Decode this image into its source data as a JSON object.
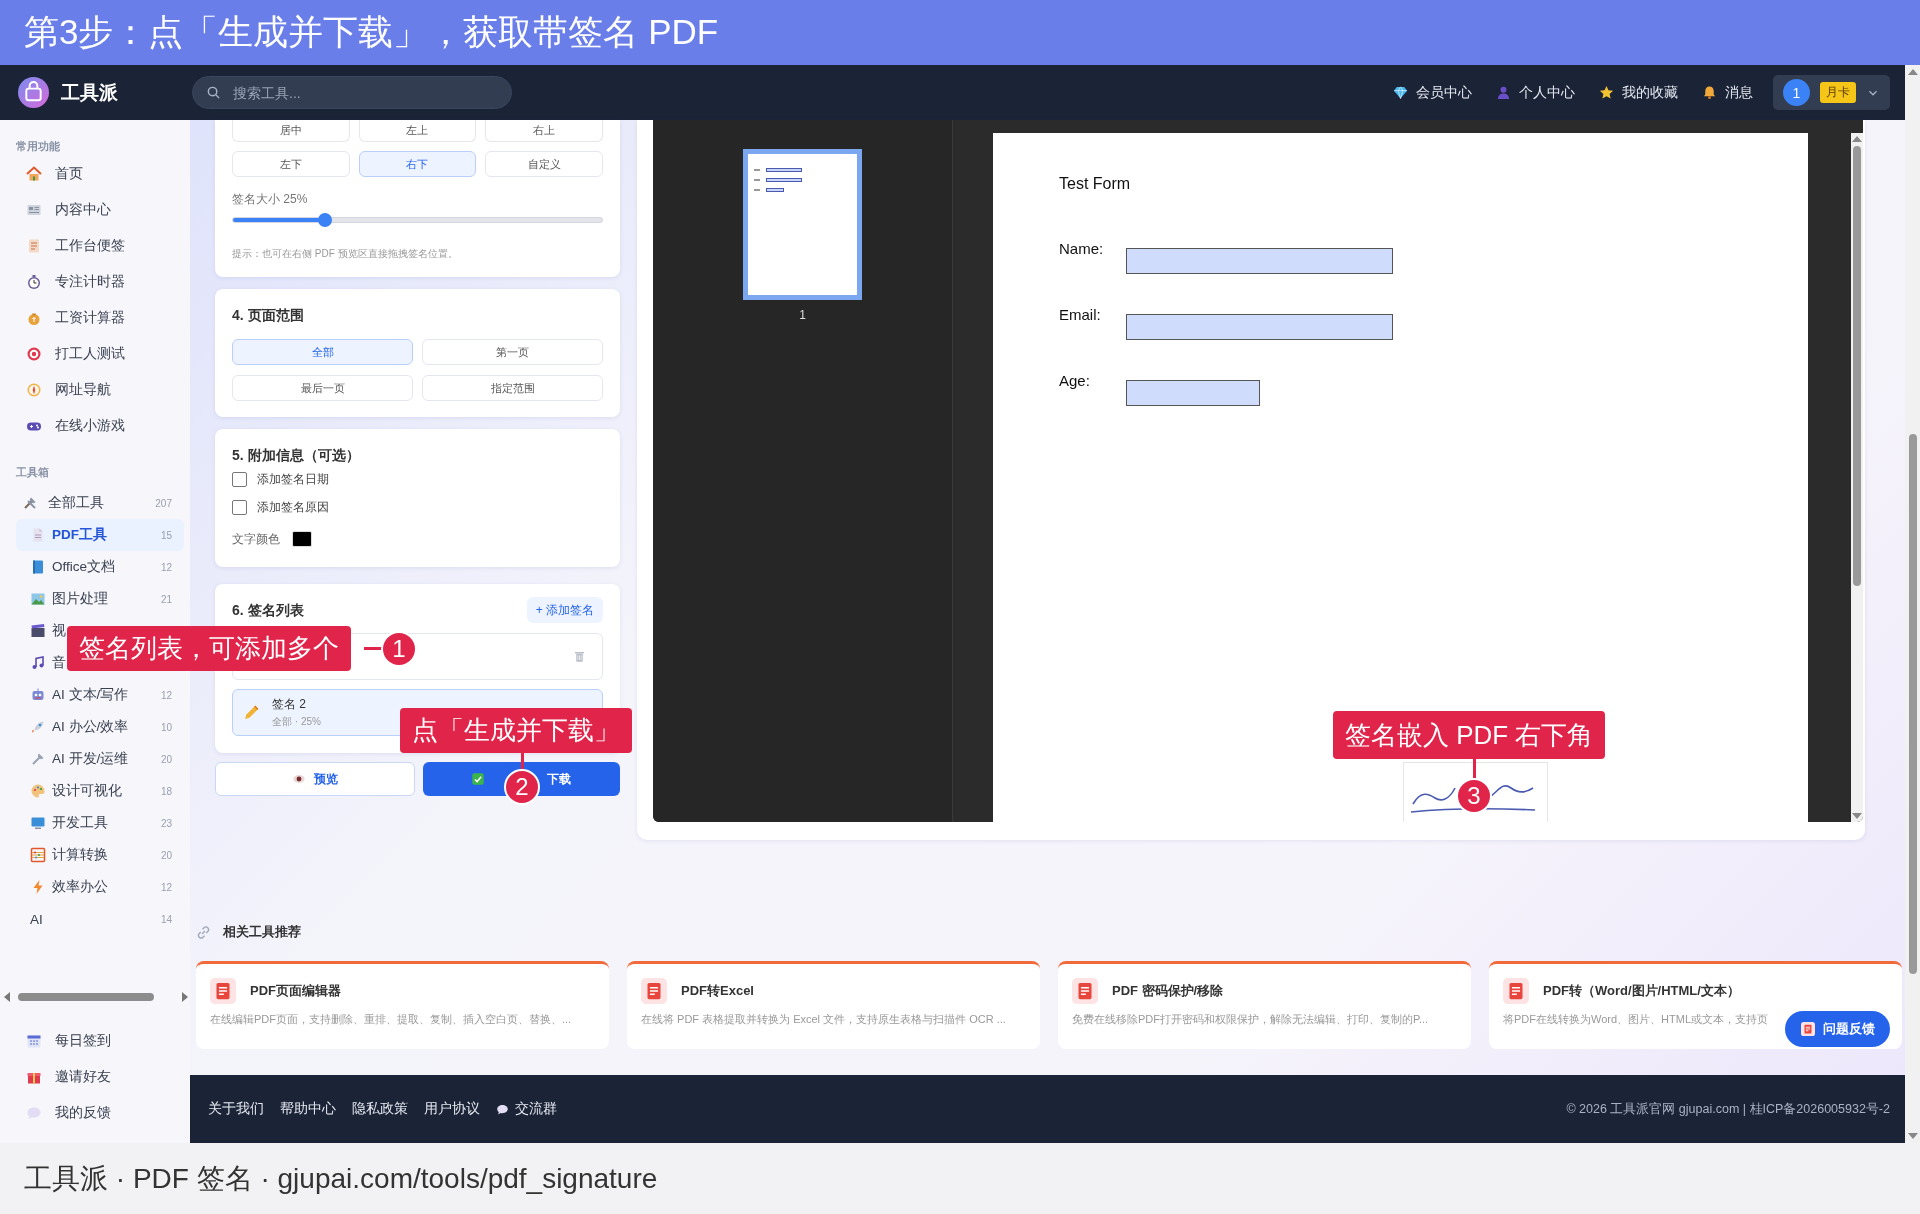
{
  "banner": {
    "title": "第3步：点「生成并下载」，获取带签名 PDF"
  },
  "header": {
    "brand": "工具派",
    "search": {
      "placeholder": "搜索工具..."
    },
    "nav": [
      {
        "label": "会员中心"
      },
      {
        "label": "个人中心"
      },
      {
        "label": "我的收藏"
      },
      {
        "label": "消息"
      }
    ],
    "user": {
      "avatar": "1",
      "badge": "月卡"
    }
  },
  "sidebar": {
    "common": {
      "title": "常用功能",
      "items": [
        {
          "label": "首页"
        },
        {
          "label": "内容中心"
        },
        {
          "label": "工作台便签"
        },
        {
          "label": "专注计时器"
        },
        {
          "label": "工资计算器"
        },
        {
          "label": "打工人测试"
        },
        {
          "label": "网址导航"
        },
        {
          "label": "在线小游戏"
        }
      ]
    },
    "toolbox": {
      "title": "工具箱",
      "items": [
        {
          "label": "全部工具",
          "count": "207",
          "selected": false,
          "children": [
            {
              "label": "PDF工具",
              "count": "15",
              "selected": true
            },
            {
              "label": "Office文档",
              "count": "12",
              "selected": false
            },
            {
              "label": "图片处理",
              "count": "21",
              "selected": false
            },
            {
              "label": "视",
              "selected": false
            },
            {
              "label": "音",
              "selected": false
            },
            {
              "label": "AI 文本/写作",
              "count": "12",
              "selected": false
            },
            {
              "label": "AI 办公/效率",
              "count": "10",
              "selected": false
            },
            {
              "label": "AI 开发/运维",
              "count": "20",
              "selected": false
            },
            {
              "label": "设计可视化",
              "count": "18",
              "selected": false
            },
            {
              "label": "开发工具",
              "count": "23",
              "selected": false
            },
            {
              "label": "计算转换",
              "count": "20",
              "selected": false
            },
            {
              "label": "效率办公",
              "count": "12",
              "selected": false
            },
            {
              "label": "AI",
              "count": "14",
              "selected": false
            }
          ]
        }
      ]
    },
    "bottom": [
      {
        "label": "每日签到"
      },
      {
        "label": "邀请好友"
      },
      {
        "label": "我的反馈"
      }
    ]
  },
  "panel": {
    "position": {
      "options": [
        {
          "label": "居中",
          "selected": false
        },
        {
          "label": "左上",
          "selected": false
        },
        {
          "label": "右上",
          "selected": false
        },
        {
          "label": "左下",
          "selected": false
        },
        {
          "label": "右下",
          "selected": true
        },
        {
          "label": "自定义",
          "selected": false
        }
      ]
    },
    "size": {
      "label": "签名大小 25%",
      "level": 0.25
    },
    "hint": "提示：也可在右侧 PDF 预览区直接拖拽签名位置。",
    "page_range": {
      "title": "4. 页面范围",
      "options": [
        {
          "label": "全部",
          "selected": true
        },
        {
          "label": "第一页",
          "selected": false
        },
        {
          "label": "最后一页",
          "selected": false
        },
        {
          "label": "指定范围",
          "selected": false
        }
      ]
    },
    "extra": {
      "title": "5. 附加信息（可选）",
      "checkboxes": [
        {
          "label": "添加签名日期",
          "checked": false
        },
        {
          "label": "添加签名原因",
          "checked": false
        }
      ],
      "color_label": "文字颜色",
      "color": "#000000"
    },
    "signatures": {
      "title": "6. 签名列表",
      "add_button": "+ 添加签名",
      "items": [
        {
          "selected": false,
          "trash": true
        },
        {
          "name": "签名 2",
          "meta": "全部 · 25%",
          "selected": true,
          "trash": false
        }
      ]
    },
    "actions": [
      {
        "label": "预览",
        "kind": "secondary"
      },
      {
        "label": "下载",
        "kind": "primary"
      }
    ]
  },
  "preview": {
    "thumbnails": [
      {
        "label": "1",
        "selected": true
      }
    ],
    "page": {
      "title": "Test Form",
      "fields": [
        {
          "label": "Name:",
          "kind": "long"
        },
        {
          "label": "Email:",
          "kind": "long"
        },
        {
          "label": "Age:",
          "kind": "short"
        }
      ]
    }
  },
  "related": {
    "title": "相关工具推荐",
    "cards": [
      {
        "title": "PDF页面编辑器",
        "description": "在线编辑PDF页面，支持删除、重排、提取、复制、插入空白页、替换、..."
      },
      {
        "title": "PDF转Excel",
        "description": "在线将 PDF 表格提取并转换为 Excel 文件，支持原生表格与扫描件 OCR ..."
      },
      {
        "title": "PDF 密码保护/移除",
        "description": "免费在线移除PDF打开密码和权限保护，解除无法编辑、打印、复制的P..."
      },
      {
        "title": "PDF转（Word/图片/HTML/文本）",
        "description": "将PDF在线转换为Word、图片、HTML或文本，支持页"
      }
    ]
  },
  "feedback": {
    "label": "问题反馈"
  },
  "footer": {
    "links": [
      {
        "label": "关于我们",
        "kind": "plain"
      },
      {
        "label": "帮助中心",
        "kind": "plain"
      },
      {
        "label": "隐私政策",
        "kind": "plain"
      },
      {
        "label": "用户协议",
        "kind": "plain"
      },
      {
        "label": "交流群",
        "kind": "chat"
      }
    ],
    "copyright": "© 2026 工具派官网 gjupai.com | 桂ICP备2026005932号-2"
  },
  "caption": "工具派 · PDF 签名 · gjupai.com/tools/pdf_signature",
  "callouts": [
    {
      "label": "签名列表，可添加多个",
      "number": "1"
    },
    {
      "label": "点「生成并下载」",
      "number": "2"
    },
    {
      "label": "签名嵌入 PDF 右下角",
      "number": "3"
    }
  ]
}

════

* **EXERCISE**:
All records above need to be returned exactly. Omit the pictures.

* **WRITTEN RESPONSE**:
Decode this image into its source data as a JSON object.
{
  "banner": {
    "title": "第3步：点「生成并下载」，获取带签名 PDF"
  },
  "header": {
    "brand": "工具派",
    "search": {
      "placeholder": "搜索工具..."
    },
    "nav": [
      {
        "label": "会员中心"
      },
      {
        "label": "个人中心"
      },
      {
        "label": "我的收藏"
      },
      {
        "label": "消息"
      }
    ],
    "user": {
      "avatar": "1",
      "badge": "月卡"
    }
  },
  "sidebar": {
    "common": {
      "title": "常用功能",
      "items": [
        {
          "label": "首页"
        },
        {
          "label": "内容中心"
        },
        {
          "label": "工作台便签"
        },
        {
          "label": "专注计时器"
        },
        {
          "label": "工资计算器"
        },
        {
          "label": "打工人测试"
        },
        {
          "label": "网址导航"
        },
        {
          "label": "在线小游戏"
        }
      ]
    },
    "toolbox": {
      "title": "工具箱",
      "items": [
        {
          "label": "全部工具",
          "count": "207",
          "selected": false,
          "children": [
            {
              "label": "PDF工具",
              "count": "15",
              "selected": true
            },
            {
              "label": "Office文档",
              "count": "12",
              "selected": false
            },
            {
              "label": "图片处理",
              "count": "21",
              "selected": false
            },
            {
              "label": "视",
              "selected": false
            },
            {
              "label": "音",
              "selected": false
            },
            {
              "label": "AI 文本/写作",
              "count": "12",
              "selected": false
            },
            {
              "label": "AI 办公/效率",
              "count": "10",
              "selected": false
            },
            {
              "label": "AI 开发/运维",
              "count": "20",
              "selected": false
            },
            {
              "label": "设计可视化",
              "count": "18",
              "selected": false
            },
            {
              "label": "开发工具",
              "count": "23",
              "selected": false
            },
            {
              "label": "计算转换",
              "count": "20",
              "selected": false
            },
            {
              "label": "效率办公",
              "count": "12",
              "selected": false
            },
            {
              "label": "AI",
              "count": "14",
              "selected": false
            }
          ]
        }
      ]
    },
    "bottom": [
      {
        "label": "每日签到"
      },
      {
        "label": "邀请好友"
      },
      {
        "label": "我的反馈"
      }
    ]
  },
  "panel": {
    "position": {
      "options": [
        {
          "label": "居中",
          "selected": false
        },
        {
          "label": "左上",
          "selected": false
        },
        {
          "label": "右上",
          "selected": false
        },
        {
          "label": "左下",
          "selected": false
        },
        {
          "label": "右下",
          "selected": true
        },
        {
          "label": "自定义",
          "selected": false
        }
      ]
    },
    "size": {
      "label": "签名大小 25%",
      "level": 0.25
    },
    "hint": "提示：也可在右侧 PDF 预览区直接拖拽签名位置。",
    "page_range": {
      "title": "4. 页面范围",
      "options": [
        {
          "label": "全部",
          "selected": true
        },
        {
          "label": "第一页",
          "selected": false
        },
        {
          "label": "最后一页",
          "selected": false
        },
        {
          "label": "指定范围",
          "selected": false
        }
      ]
    },
    "extra": {
      "title": "5. 附加信息（可选）",
      "checkboxes": [
        {
          "label": "添加签名日期",
          "checked": false
        },
        {
          "label": "添加签名原因",
          "checked": false
        }
      ],
      "color_label": "文字颜色",
      "color": "#000000"
    },
    "signatures": {
      "title": "6. 签名列表",
      "add_button": "+ 添加签名",
      "items": [
        {
          "selected": false,
          "trash": true
        },
        {
          "name": "签名 2",
          "meta": "全部 · 25%",
          "selected": true,
          "trash": false
        }
      ]
    },
    "actions": [
      {
        "label": "预览",
        "kind": "secondary"
      },
      {
        "label": "下载",
        "kind": "primary"
      }
    ]
  },
  "preview": {
    "thumbnails": [
      {
        "label": "1",
        "selected": true
      }
    ],
    "page": {
      "title": "Test Form",
      "fields": [
        {
          "label": "Name:",
          "kind": "long"
        },
        {
          "label": "Email:",
          "kind": "long"
        },
        {
          "label": "Age:",
          "kind": "short"
        }
      ]
    }
  },
  "related": {
    "title": "相关工具推荐",
    "cards": [
      {
        "title": "PDF页面编辑器",
        "description": "在线编辑PDF页面，支持删除、重排、提取、复制、插入空白页、替换、..."
      },
      {
        "title": "PDF转Excel",
        "description": "在线将 PDF 表格提取并转换为 Excel 文件，支持原生表格与扫描件 OCR ..."
      },
      {
        "title": "PDF 密码保护/移除",
        "description": "免费在线移除PDF打开密码和权限保护，解除无法编辑、打印、复制的P..."
      },
      {
        "title": "PDF转（Word/图片/HTML/文本）",
        "description": "将PDF在线转换为Word、图片、HTML或文本，支持页"
      }
    ]
  },
  "feedback": {
    "label": "问题反馈"
  },
  "footer": {
    "links": [
      {
        "label": "关于我们",
        "kind": "plain"
      },
      {
        "label": "帮助中心",
        "kind": "plain"
      },
      {
        "label": "隐私政策",
        "kind": "plain"
      },
      {
        "label": "用户协议",
        "kind": "plain"
      },
      {
        "label": "交流群",
        "kind": "chat"
      }
    ],
    "copyright": "© 2026 工具派官网 gjupai.com | 桂ICP备2026005932号-2"
  },
  "caption": "工具派 · PDF 签名 · gjupai.com/tools/pdf_signature",
  "callouts": [
    {
      "label": "签名列表，可添加多个",
      "number": "1"
    },
    {
      "label": "点「生成并下载」",
      "number": "2"
    },
    {
      "label": "签名嵌入 PDF 右下角",
      "number": "3"
    }
  ]
}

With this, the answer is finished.